powertakeOff: Volume as Therapy
By: Kathleen Johnson
Gus Engstrom’s been on the Charlotte music scene for 20+ years, and the Kansas native’s entire tenure has been marked by a grain-fed Midwestern pleasantness. Upbeat, gregarious, a cool dude. So how could his powertakeOff project produce such a roiling, gut-punched, pissed off debut album? “Basically, I worked on it for two years instead of going to therapy,” he says, grinning.
That makes sense. On the new LP this is late, PTO’s primordial thump combines the best of scary Am Rep fury rock (Hammerhead, Cows) with serious sub-sonics, samples (Native American ritual, voice mail message) and guest pedal steel and trumpet that add a fresh, eerie, dimension. It’s almost concept-album in feel, with interesting seams tunneling beneath the sensory assault.
The album – from the music to the lyrics to your vocal delivery – feels really cathartic to me. Is that a fair description?
Yes, that’s very fair. In February 2013 I got really sick when we were about to go into the studio. It was a miserable time for me in some ways, but the best in others. Our guitarist left also left. During that time I wrote a bunch of new songs and reworked older songs. Rewriting the record was the best thing that could have happened. I wanted it to have the same feel I was feeling personally at the time. I wanted to create a sonic monster: loud, heavy, with a lot of low-end, but melodic in the right places.
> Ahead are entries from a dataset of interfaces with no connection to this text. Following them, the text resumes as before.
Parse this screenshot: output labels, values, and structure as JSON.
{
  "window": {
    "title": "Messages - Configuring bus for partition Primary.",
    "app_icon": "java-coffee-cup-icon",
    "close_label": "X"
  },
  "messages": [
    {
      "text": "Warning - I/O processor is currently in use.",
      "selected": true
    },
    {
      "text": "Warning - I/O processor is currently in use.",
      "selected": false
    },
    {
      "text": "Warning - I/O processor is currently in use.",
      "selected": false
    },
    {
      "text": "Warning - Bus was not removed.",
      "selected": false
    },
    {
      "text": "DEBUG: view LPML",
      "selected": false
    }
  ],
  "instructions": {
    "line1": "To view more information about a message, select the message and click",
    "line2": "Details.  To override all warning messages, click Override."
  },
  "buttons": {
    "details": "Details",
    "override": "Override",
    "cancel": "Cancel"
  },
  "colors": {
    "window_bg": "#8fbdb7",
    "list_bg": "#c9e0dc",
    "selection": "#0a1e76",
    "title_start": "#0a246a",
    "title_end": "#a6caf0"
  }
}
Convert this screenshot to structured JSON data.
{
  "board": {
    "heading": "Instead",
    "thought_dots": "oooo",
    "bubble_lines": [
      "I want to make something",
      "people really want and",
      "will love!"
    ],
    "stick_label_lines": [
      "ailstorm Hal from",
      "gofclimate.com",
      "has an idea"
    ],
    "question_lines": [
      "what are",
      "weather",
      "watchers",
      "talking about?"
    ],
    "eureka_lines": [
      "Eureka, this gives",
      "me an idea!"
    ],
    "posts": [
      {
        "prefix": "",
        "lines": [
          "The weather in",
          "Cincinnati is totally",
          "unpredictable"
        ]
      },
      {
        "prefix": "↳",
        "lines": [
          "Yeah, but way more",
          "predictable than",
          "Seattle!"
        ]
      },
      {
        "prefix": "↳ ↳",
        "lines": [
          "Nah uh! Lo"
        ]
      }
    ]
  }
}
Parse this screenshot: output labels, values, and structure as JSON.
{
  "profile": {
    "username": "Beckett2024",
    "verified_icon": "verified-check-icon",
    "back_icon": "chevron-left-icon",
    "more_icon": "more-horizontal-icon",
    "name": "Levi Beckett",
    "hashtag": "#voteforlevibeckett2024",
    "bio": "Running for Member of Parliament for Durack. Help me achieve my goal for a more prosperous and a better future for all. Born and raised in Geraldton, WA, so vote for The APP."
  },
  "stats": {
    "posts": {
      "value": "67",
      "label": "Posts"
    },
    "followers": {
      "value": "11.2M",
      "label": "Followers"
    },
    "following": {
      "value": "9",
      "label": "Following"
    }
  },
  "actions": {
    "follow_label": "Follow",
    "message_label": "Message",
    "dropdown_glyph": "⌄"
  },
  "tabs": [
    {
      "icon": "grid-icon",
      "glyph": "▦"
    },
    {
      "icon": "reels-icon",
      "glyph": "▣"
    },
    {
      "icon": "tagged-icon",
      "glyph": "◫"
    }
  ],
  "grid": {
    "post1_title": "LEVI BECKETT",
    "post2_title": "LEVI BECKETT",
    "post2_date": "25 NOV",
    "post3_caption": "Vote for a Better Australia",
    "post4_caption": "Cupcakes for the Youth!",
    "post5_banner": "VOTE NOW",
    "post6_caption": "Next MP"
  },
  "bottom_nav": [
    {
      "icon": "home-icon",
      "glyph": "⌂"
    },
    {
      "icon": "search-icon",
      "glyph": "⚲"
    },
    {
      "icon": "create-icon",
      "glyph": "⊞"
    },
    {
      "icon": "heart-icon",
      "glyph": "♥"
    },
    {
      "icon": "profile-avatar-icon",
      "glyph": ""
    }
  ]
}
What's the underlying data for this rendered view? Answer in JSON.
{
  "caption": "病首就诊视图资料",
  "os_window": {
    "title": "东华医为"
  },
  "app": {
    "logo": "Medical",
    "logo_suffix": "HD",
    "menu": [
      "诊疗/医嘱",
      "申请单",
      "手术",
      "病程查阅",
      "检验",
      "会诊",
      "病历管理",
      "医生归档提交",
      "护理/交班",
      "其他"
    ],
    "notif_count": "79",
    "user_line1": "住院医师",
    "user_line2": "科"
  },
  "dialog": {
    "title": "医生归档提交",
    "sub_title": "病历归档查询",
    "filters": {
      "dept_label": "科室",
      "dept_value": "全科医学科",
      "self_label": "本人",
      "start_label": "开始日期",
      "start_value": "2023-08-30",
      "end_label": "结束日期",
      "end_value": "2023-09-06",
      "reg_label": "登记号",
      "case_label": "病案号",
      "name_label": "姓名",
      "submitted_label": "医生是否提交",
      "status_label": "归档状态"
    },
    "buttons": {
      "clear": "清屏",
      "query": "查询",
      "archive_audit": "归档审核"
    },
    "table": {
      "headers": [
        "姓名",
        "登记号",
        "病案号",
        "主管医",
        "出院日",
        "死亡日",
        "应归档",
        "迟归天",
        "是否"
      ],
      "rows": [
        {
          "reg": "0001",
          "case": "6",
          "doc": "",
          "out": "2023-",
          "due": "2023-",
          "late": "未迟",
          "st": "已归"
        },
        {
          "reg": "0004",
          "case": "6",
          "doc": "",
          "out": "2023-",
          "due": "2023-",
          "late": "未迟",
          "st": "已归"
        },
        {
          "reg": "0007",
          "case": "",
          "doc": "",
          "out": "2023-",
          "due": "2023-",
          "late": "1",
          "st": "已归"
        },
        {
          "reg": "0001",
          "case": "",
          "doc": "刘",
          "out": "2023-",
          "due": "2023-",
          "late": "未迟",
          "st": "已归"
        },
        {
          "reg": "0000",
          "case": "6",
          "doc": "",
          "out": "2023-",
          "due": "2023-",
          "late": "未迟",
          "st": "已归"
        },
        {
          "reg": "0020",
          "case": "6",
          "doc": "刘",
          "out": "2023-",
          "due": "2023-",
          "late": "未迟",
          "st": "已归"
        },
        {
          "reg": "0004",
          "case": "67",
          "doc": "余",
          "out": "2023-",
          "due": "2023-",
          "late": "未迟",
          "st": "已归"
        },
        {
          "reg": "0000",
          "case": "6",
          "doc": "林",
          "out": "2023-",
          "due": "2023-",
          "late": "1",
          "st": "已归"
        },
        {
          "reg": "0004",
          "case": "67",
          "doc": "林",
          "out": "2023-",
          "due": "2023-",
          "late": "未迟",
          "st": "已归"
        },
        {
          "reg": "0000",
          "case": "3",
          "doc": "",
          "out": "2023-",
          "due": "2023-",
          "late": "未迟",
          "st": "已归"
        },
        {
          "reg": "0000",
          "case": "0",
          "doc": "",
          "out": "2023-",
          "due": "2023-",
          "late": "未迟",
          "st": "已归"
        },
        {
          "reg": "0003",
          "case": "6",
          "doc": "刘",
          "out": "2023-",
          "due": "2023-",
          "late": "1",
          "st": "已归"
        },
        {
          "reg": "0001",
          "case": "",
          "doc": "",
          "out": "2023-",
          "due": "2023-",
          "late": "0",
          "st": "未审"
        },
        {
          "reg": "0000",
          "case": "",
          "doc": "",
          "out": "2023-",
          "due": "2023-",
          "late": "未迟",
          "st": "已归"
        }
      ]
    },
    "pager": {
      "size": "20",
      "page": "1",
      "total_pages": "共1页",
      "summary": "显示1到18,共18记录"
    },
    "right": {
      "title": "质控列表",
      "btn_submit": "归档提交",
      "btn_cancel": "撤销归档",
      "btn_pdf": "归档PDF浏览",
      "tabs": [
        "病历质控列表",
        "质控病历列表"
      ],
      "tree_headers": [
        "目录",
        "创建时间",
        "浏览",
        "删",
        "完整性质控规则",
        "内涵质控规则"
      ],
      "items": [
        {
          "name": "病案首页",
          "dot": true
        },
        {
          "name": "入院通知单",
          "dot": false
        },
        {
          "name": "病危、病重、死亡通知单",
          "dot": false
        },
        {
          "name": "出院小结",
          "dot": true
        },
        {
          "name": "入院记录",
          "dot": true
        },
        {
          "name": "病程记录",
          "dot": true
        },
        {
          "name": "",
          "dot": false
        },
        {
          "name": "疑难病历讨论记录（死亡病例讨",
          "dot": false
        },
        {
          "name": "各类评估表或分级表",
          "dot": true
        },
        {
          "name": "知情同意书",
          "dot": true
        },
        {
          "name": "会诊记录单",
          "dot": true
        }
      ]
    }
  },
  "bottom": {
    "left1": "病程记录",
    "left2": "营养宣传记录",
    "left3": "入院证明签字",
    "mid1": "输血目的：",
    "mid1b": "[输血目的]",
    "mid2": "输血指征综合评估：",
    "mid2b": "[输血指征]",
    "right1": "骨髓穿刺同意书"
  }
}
Your guitar and bass tones are just crushing. What kind of amps did you use? Did you set a dB level record for the studio?
We recorded loud but not as loud as you would expect. It was no Jerusalem ---haha. We used a 70’s Sunn model T into a 4x12 and a hardwired Vox AC 15 for guitar. For bass, I played an Ampeg Blue Line SVT into an 8x10 cabinet, and a Marshall 3560 bass head into a 2x15 cab.
We recorded in Athens, GA, at Ronnie Jones Sound with Kyle Spence of Harvey Milk. The band was myself (bass/ vocals/samples), Matt Culler (drums/samples) and Adam Marx (guitar/samples). I chose Kyle for many reasons. I recorded there before with my old Charlotte band GRIDS (R.I.P.). You’d be hard-pressed to find another studio that can get you these sounds for the price.
Did the pedal steel guitar parts on “Where I Am” and “Man It Smells Great in Here” come together in the studio, or did you have that beforehand?
My ultimate goal was pedal steel, but I knew the problem was going to be finding the “right” guy who would be into it. That sound had been in my head for sometime. After we recorded, I mentioned it, and Kyle said: “We can make that happen, I know John Neff. He played with the Drive By Truckers.”
What about the trumpet for “Some Gave All” and “Time’s Up”?
The trumpet was planned. I asked Creston Spiers (also of Harvey Milk) to play trumpet. He said, “I’ll give you the best I have in me,” which was funny, because Creston went to the Peabody Conservatory and can play pretty much anything.
When we first started talking about the record you made a comment to the effect of: people probably didn’t think you had it in you to do this. Do you think you’re perceived more as a fan/booster/booker/sideman, rather than a songwriter or bandleader?
I did play that role for a long time in this scene and I think most of the older people remember me that way. I think a lot of younger folks have no idea that I booked shows and helped bring bands to town since 1995-ish. And I think a few people are aware of me playing in Horse Thief and GRIDS.
But I was referring to the fact that I wasn’t in an active band after the demise of GRIDS and wasn’t being asked to be in any bands, and with no one in mind to form a band, I’d be writing most, if not all the material. I’d basically have to do everything myself. Plus, this is the first band I’ve done vocals. The mere idea of me fronting a band is frightful to think about. I‘ve never done it before this band. So I think people might have doubted whether I could pull off everything.
Talk about your writing process
A lot of what I wanted to accomplish was not to rewrite what’s been done before. This kind of music (heavy, loud) is far too often seen as one-dimensional. I know I’m not the one to rewrite history; I just wanted to put out something that had a unique feel.
You’ve already recorded a follow-up, right?
Not a follow-up, really. They’re songs I wrote early on as a demo for the LP, but they ended up not really fitting on it. We recorded them with Rick Contes. They’re just out on cassette titled Unhinged.
Photography by Ellen Gurley
powertakeOff is touring this fall. The debut album “This is Late” is available at www.learningcurverecords.bandcamp.com/album/this-is-late . The “Unhinged” cassette is available at www.power-take-off.bandcamp.com/album/unhinged .